Babbitt was involved in some legendary recordings (I'm too lazy to summarize; get the gist here).  He passed away last year, and his widow (Ann) and daughter have continued to preserve his legacy, partly through the book.

Ann's choice of card art was so over-the-top cute, I had to laugh...especially because she wrote my name under one puppy and my boss's name under the other.  I mean, I like him and all, but we're not THAT close.  Although we are both known to be pretty adorable.

In what I found to be an interesting coincidence, I realized that a film called Standing In the Shadows of Motown, about the group Bob was part of, the Funk Brothers, was in my Netflix queue as I worked on the book!  I look forward to seeing it more than ever now.

Tuesday, March 26, 2013

"Mark's Remarks"

Below are links to some articles I wrote for my high school newspaper. As I read them now, I am alternately amused and taken aback by the partially-informed opinions and stilted style in which they were expressed. (I feel I'm regressing to that style even now).  I called a Neil Simon play "fairly well-written"! HA! And I labored under the assumption that Kerry Livgren played keyboards and not guitar for Kansas (hey, they didn't include credits on 8-tracks).

Here's one I didn't write.
I remember how, when that paper containing my first column was delivered in class, I was mortified to see how the typesetter had mangled my prose with the most egregious typos and misspellings which, I'd like to emphasize, were not my fault ("Clever, Hugh?"). I didn't write most of the headlines, either.  I think that duty fell to our faculty adviser, Dr. Clark Chism, who did this kind of thing for a living, and taught English and Journalism on the side.  Or vice-versa, it was hard to tell.

But I'm also pretty happy with some of the stuff.  I was named Features Editor after my predecessor was caught using his press privileges to leave campus for non-legitimate purposes.  I even won 2nd place in a state competition (that I don't recall entering). But because I rode the bus through senior year (one of many things I had in common with Napoleon Dynamite) and couldn't stay after school to work on the paper, I was an editor in title only (a masthead figurehead!). I did eventually start checking the copy after the girl typed up my articles and before they were sent to the printer. Live and learn.

If you read these, please make sure you also read some of my later work, and realize, as I have, that we all start somewhere, but usually we go on to bigger and better things!

"Mark's Remarks" April 15, 1981 debut column; album review

"Mark's Remarks" May 19, 1981 "Little Me" drama review

"Mark's Remarks" Sept. 30, 1981 Kerry Livgren "Seeds of Change" review

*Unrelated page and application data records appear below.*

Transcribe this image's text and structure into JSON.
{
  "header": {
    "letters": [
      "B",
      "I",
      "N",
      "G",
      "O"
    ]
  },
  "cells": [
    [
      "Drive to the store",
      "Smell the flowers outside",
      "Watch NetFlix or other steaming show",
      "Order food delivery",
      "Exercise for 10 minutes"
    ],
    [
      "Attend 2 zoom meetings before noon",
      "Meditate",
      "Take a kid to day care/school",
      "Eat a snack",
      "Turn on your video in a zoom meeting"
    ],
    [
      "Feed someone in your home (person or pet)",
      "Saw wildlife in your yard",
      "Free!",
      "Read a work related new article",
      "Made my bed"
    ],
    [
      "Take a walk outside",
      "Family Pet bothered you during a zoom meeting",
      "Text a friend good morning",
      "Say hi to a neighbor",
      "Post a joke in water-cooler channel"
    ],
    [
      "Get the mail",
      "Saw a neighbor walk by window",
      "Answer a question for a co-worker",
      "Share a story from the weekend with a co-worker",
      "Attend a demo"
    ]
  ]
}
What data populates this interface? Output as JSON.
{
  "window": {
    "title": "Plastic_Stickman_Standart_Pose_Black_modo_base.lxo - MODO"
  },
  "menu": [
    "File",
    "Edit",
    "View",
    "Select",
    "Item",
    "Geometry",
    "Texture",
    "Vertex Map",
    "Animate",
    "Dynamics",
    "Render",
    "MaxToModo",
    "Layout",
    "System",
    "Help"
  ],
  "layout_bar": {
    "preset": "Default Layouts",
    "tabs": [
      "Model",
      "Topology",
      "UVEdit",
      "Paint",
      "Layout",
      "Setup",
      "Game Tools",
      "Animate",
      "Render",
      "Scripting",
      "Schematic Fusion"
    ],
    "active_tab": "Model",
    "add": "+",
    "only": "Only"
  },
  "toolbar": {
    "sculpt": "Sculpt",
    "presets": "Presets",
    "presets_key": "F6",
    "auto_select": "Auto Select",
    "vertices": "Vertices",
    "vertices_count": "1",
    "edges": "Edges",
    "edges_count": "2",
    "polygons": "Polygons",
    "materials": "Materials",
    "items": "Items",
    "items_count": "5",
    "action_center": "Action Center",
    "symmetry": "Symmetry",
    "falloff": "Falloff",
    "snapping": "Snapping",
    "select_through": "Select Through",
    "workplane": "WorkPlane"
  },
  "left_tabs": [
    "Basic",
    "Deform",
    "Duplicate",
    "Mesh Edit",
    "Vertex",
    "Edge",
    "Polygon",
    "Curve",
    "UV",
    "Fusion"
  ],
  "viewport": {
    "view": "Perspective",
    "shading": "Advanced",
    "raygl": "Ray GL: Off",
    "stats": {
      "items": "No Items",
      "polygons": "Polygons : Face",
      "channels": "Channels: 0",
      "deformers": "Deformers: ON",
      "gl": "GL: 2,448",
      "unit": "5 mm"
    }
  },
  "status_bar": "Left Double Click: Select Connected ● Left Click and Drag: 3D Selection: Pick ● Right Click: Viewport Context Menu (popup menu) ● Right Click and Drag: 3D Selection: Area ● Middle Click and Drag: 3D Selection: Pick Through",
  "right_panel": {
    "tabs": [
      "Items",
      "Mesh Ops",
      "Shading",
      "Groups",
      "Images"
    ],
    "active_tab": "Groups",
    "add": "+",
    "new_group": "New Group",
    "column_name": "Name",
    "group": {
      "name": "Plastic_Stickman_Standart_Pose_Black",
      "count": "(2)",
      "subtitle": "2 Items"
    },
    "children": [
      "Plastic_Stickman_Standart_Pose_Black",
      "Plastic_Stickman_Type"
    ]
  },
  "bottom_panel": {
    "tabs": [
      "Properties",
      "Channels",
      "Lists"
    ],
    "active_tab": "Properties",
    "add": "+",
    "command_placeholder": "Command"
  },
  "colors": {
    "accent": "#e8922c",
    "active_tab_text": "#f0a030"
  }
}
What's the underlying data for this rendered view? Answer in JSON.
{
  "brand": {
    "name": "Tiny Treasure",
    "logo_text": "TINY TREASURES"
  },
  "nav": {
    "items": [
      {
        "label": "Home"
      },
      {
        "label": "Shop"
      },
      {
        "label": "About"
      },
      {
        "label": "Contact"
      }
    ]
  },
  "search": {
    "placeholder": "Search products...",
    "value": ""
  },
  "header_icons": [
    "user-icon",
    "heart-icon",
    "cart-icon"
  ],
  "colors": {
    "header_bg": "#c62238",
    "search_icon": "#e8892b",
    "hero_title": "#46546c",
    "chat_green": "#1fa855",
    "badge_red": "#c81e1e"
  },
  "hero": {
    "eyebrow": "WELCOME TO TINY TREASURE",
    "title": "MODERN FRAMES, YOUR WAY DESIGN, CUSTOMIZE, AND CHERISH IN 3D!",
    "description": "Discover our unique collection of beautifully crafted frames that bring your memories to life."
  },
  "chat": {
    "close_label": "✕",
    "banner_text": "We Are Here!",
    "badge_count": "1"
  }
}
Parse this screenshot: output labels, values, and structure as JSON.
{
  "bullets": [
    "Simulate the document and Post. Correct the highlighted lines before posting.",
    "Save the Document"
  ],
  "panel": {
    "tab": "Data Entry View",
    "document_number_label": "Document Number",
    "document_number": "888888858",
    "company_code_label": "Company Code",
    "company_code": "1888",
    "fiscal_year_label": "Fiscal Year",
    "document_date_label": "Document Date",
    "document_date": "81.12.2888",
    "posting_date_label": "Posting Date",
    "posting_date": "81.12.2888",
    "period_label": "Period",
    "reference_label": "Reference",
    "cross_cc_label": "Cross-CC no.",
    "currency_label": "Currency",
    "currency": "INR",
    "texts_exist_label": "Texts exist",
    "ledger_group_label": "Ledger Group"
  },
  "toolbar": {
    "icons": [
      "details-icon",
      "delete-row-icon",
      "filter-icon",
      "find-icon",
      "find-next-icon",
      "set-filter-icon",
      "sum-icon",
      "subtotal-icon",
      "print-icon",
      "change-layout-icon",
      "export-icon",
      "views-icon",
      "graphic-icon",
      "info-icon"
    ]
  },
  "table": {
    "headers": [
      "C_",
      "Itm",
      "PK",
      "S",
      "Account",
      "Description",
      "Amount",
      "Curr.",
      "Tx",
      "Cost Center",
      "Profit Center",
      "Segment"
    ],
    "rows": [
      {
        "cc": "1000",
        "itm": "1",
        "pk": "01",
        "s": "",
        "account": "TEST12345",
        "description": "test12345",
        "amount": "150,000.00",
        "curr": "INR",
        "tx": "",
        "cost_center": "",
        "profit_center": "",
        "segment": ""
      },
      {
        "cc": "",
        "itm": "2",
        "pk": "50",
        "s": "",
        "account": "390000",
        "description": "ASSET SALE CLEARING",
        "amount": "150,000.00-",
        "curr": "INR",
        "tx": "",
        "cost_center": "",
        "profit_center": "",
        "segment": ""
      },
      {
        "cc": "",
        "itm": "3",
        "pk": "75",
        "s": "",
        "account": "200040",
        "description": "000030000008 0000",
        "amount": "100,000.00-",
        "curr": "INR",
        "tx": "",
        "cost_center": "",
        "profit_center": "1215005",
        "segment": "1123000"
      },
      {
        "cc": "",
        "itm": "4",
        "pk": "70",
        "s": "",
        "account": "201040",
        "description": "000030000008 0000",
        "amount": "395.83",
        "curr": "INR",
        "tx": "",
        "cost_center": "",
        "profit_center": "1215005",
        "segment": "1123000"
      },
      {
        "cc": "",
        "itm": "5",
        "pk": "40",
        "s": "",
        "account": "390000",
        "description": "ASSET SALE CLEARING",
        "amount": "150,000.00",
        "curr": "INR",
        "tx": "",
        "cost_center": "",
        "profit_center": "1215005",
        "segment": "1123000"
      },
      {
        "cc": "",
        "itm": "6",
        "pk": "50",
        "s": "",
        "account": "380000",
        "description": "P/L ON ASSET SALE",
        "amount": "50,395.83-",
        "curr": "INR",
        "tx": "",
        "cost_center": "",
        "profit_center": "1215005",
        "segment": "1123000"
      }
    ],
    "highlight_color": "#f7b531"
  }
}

"Mark's Remarks" Nov. 25, 1981 Ranstrassy show choir review

"Mark's Remarks" Jan. 29, 1982 "Life on a G-string" personality profile

"Mark's Remarks" April 30, 1982 "Are You a Video Junkie?" self-help quiz parody